_What this task involves:_ Records follow. Copy every line with "תיקיות".

•••••

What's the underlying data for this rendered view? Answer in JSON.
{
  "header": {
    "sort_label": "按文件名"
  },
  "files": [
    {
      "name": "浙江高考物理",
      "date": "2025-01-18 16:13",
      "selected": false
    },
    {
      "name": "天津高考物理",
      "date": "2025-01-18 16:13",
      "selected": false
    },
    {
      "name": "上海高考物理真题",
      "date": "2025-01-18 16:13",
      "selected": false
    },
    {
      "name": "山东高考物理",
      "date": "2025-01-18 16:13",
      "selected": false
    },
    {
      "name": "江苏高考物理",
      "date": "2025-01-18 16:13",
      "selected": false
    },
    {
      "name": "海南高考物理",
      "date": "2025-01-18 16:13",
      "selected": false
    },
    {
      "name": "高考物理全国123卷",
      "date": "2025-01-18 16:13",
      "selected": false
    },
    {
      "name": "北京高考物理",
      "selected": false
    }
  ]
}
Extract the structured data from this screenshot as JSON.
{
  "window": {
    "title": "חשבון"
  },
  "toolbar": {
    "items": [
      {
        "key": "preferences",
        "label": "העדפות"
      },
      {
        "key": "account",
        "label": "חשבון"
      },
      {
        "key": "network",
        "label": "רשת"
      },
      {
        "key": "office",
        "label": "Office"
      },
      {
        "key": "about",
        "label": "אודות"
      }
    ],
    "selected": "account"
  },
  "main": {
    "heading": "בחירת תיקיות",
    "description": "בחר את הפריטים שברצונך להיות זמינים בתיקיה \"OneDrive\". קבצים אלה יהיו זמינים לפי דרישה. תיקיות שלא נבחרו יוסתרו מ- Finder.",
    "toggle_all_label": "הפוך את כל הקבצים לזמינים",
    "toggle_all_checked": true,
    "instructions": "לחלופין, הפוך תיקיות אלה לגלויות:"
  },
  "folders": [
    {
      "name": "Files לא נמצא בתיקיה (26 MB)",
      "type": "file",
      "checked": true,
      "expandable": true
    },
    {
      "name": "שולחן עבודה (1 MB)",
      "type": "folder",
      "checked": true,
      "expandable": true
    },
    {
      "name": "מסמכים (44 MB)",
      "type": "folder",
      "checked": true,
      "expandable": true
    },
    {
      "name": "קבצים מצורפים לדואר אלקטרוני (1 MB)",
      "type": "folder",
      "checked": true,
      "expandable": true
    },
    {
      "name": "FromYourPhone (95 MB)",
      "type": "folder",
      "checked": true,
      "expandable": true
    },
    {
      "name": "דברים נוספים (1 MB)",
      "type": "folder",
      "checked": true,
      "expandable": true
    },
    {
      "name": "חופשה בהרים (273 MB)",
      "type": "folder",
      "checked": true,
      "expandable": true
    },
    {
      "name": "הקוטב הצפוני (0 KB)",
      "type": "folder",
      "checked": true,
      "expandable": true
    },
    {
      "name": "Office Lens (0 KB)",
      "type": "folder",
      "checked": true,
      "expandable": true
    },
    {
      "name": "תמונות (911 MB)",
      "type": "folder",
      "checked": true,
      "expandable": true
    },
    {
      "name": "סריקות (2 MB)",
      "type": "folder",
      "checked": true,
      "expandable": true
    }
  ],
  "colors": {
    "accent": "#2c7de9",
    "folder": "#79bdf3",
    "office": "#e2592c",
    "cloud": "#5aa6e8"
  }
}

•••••

_Task response:_
    "heading": "בחירת תיקיות",
    "description": "בחר את הפריטים שברצונך להיות זמינים בתיקיה \"OneDrive\". קבצים אלה יהיו זמינים לפי דרישה. תיקיות שלא נבחרו יוסתרו מ- Finder.",
    "instructions": "לחלופין, הפוך תיקיות אלה לגלויות:"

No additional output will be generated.